AIM OF THE EXERCISE:
Return every line of the entries that includes the word "true".

***

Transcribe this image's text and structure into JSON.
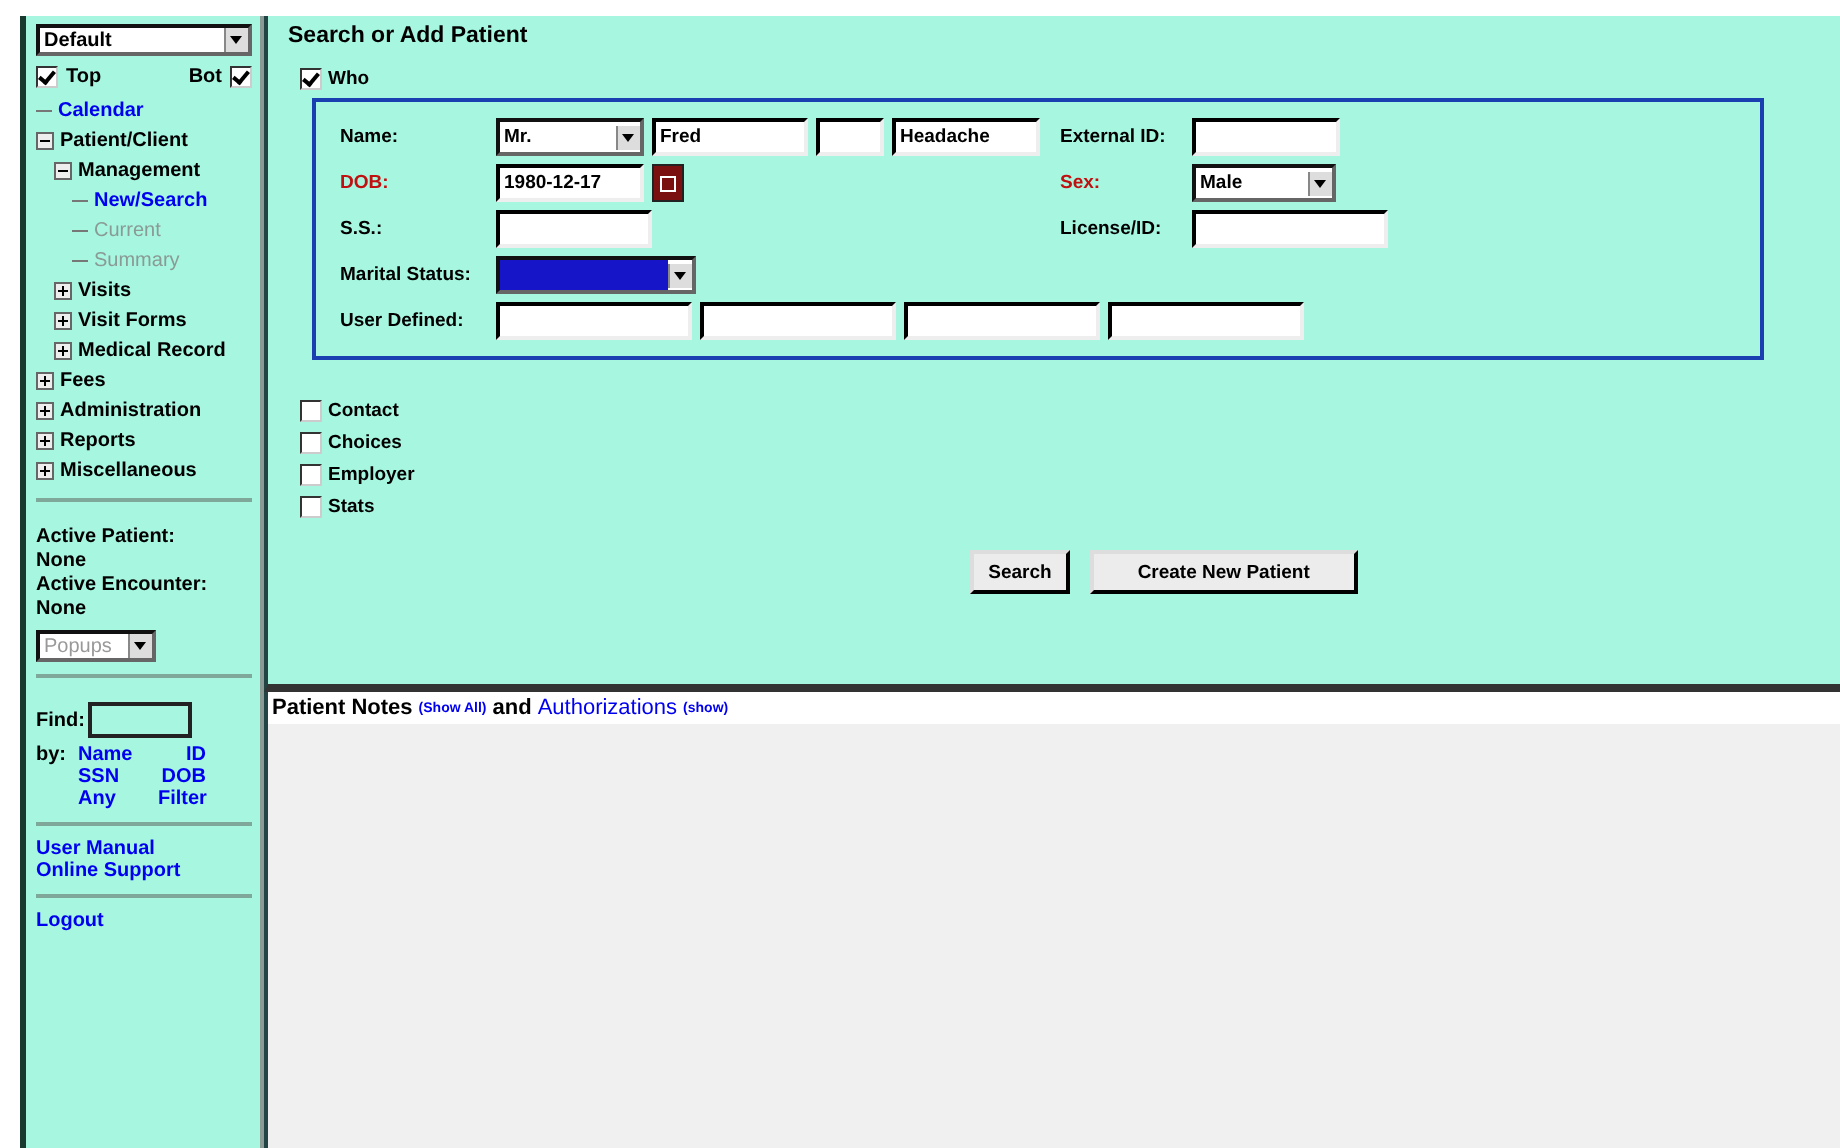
{
  "sidebar": {
    "view_select": "Default",
    "frames": [
      {
        "label": "Top",
        "checked": true
      },
      {
        "label": "Bot",
        "checked": true
      }
    ],
    "tree": [
      {
        "label": "Calendar",
        "kind": "link"
      },
      {
        "label": "Patient/Client",
        "kind": "folder",
        "expanded": true,
        "children": [
          {
            "label": "Management",
            "kind": "folder",
            "expanded": true,
            "children": [
              {
                "label": "New/Search",
                "kind": "link",
                "disabled": false
              },
              {
                "label": "Current",
                "kind": "link",
                "disabled": true
              },
              {
                "label": "Summary",
                "kind": "link",
                "disabled": true
              }
            ]
          },
          {
            "label": "Visits",
            "kind": "folder",
            "expanded": false
          },
          {
            "label": "Visit Forms",
            "kind": "folder",
            "expanded": false
          },
          {
            "label": "Medical Record",
            "kind": "folder",
            "expanded": false
          }
        ]
      },
      {
        "label": "Fees",
        "kind": "folder",
        "expanded": false
      },
      {
        "label": "Administration",
        "kind": "folder",
        "expanded": false
      },
      {
        "label": "Reports",
        "kind": "folder",
        "expanded": false
      },
      {
        "label": "Miscellaneous",
        "kind": "folder",
        "expanded": false
      }
    ],
    "active_patient_label": "Active Patient:",
    "active_patient": "None",
    "active_encounter_label": "Active Encounter:",
    "active_encounter": "None",
    "popups_select": "Popups",
    "find_label": "Find:",
    "by_label": "by:",
    "find_links": [
      "Name",
      "ID",
      "SSN",
      "DOB",
      "Any",
      "Filter"
    ],
    "help_links": [
      "User Manual",
      "Online Support"
    ],
    "logout": "Logout"
  },
  "main": {
    "title": "Search or Add Patient",
    "who": {
      "label": "Who",
      "checked": true
    },
    "name_label": "Name:",
    "title_select": "Mr.",
    "first_name": "Fred",
    "last_name": "Headache",
    "external_id_label": "External ID:",
    "dob_label": "DOB:",
    "dob_required": true,
    "dob": "1980-12-17",
    "sex_label": "Sex:",
    "sex_required": true,
    "sex": "Male",
    "ss_label": "S.S.:",
    "license_label": "License/ID:",
    "marital_label": "Marital Status:",
    "user_defined_label": "User Defined:",
    "sections": [
      {
        "label": "Contact",
        "checked": false
      },
      {
        "label": "Choices",
        "checked": false
      },
      {
        "label": "Employer",
        "checked": false
      },
      {
        "label": "Stats",
        "checked": false
      }
    ],
    "buttons": [
      "Search",
      "Create New Patient"
    ]
  },
  "notes": {
    "title": "Patient Notes",
    "notes_link": "(Show All)",
    "and": "and",
    "auth_title": "Authorizations",
    "auth_link": "(show)"
  }
}
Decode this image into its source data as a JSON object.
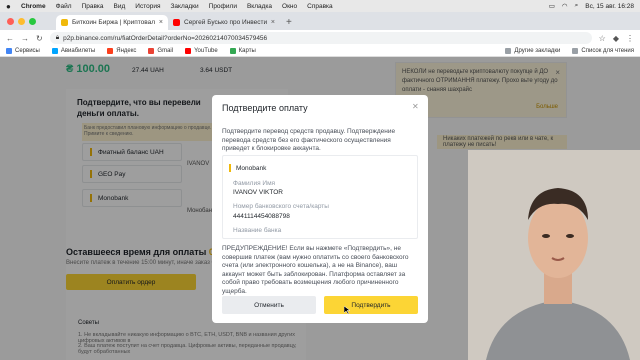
{
  "menubar": {
    "app": "Chrome",
    "items": [
      "Файл",
      "Правка",
      "Вид",
      "История",
      "Закладки",
      "Профили",
      "Вкладка",
      "Окно",
      "Справка"
    ],
    "datetime": "Вс, 15 авг.  16:28"
  },
  "tabs": [
    {
      "title": "Биткоин Биржа | Криптовалю…",
      "active": true
    },
    {
      "title": "Сергей Бусько про Инвестиц…",
      "active": false
    }
  ],
  "address": {
    "url": "p2p.binance.com/ru/fiatOrderDetail?orderNo=20260214070034579456"
  },
  "bookmarks": {
    "items": [
      "Сервисы",
      "Авиабилеты",
      "Яндекс",
      "Gmail",
      "YouTube",
      "Карты"
    ],
    "others": "Другие закладки",
    "reading_list": "Список для чтения"
  },
  "order": {
    "amount": "₴ 100.00",
    "price": "27.44 UAH",
    "quantity": "3.64 USDT"
  },
  "notice": {
    "text": "НЕКОЛИ не переводьте криптовалюту покупце й ДО фактичного ОТРИМАННЯ платежу. Прохо вьте угоду до оплати - снаняя шахрайс",
    "more": "Больше"
  },
  "page": {
    "confirm_heading": "Подтвердите, что вы перевели деньги оплаты.",
    "warn_note": "Банк предоставил плановую информацию о продавце. Примите к сведению.",
    "methods": [
      "Фиатный баланс UAH",
      "GEO Pay",
      "Monobank"
    ],
    "seller_name": "IVANOV",
    "seller_bank": "Монобан",
    "timer_label": "Оставшееся время для оплаты",
    "timer_value": "00",
    "timer_sub": "Внесите платеж в течение 15:00 минут, иначе заказ бу",
    "paid_button": "Оплатить ордер",
    "tips_title": "Советы",
    "tips_line1": "1. Не вкладывайте никакую информацию о BTC, ETH, USDT, BNB и названия других цифровых активов в",
    "tips_line2": "2. Ваш платеж поступит на счет продавца. Цифровые активы, переданные продавцу, будут обработанных"
  },
  "chat_note": "Никаких платежей по рекв или в чате, к платежу не писать!",
  "modal": {
    "title": "Подтвердите оплату",
    "description": "Подтвердите перевод средств продавцу. Подтверждение перевода средств без его фактического осуществления приведет к блокировке аккаунта.",
    "bank": "Monobank",
    "name_label": "Фамилия Имя",
    "name_value": "IVANOV VIKTOR",
    "account_label": "Номер банковского счета/карты",
    "account_value": "4441114454088798",
    "bank_name_label": "Название банка",
    "warning": "ПРЕДУПРЕЖДЕНИЕ! Если вы нажмете «Подтвердить», не совершив платеж (вам нужно оплатить со своего банковского счета (или электронного кошелька), а не на Binance), ваш аккаунт может быть заблокирован. Платформа оставляет за собой право требовать возмещения любого причиненного ущерба.",
    "cancel": "Отменить",
    "confirm": "Подтвердить"
  },
  "colors": {
    "accent": "#fcd535",
    "buy_green": "#2ebd85",
    "overlay": "rgba(0,0,0,0.38)"
  }
}
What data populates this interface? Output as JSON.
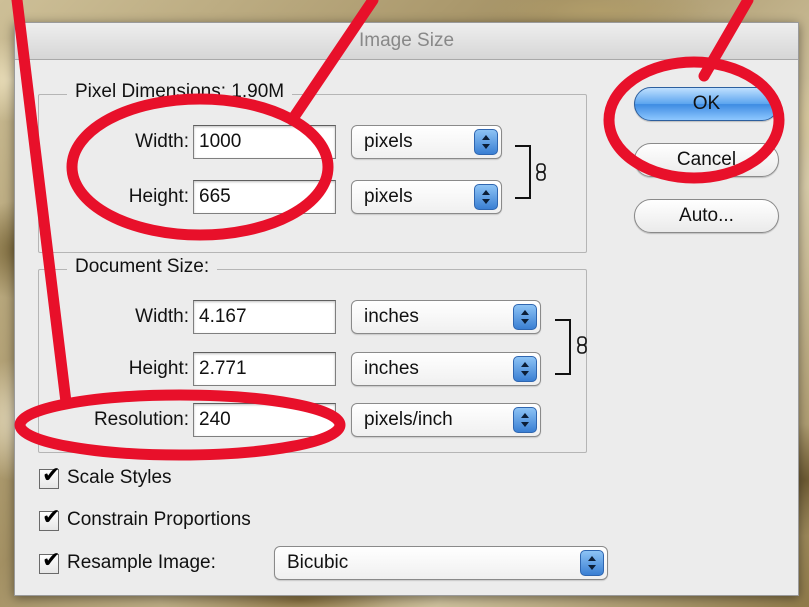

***

ANSWER TO THE EXERCISE:
        "checked": true
        "checked": true
        "expanded": true,
            "expanded": true,
                "disabled": true
                "disabled": true
      "checked": true
    "dob_required": true,
    "sex_required": true,
      "active": true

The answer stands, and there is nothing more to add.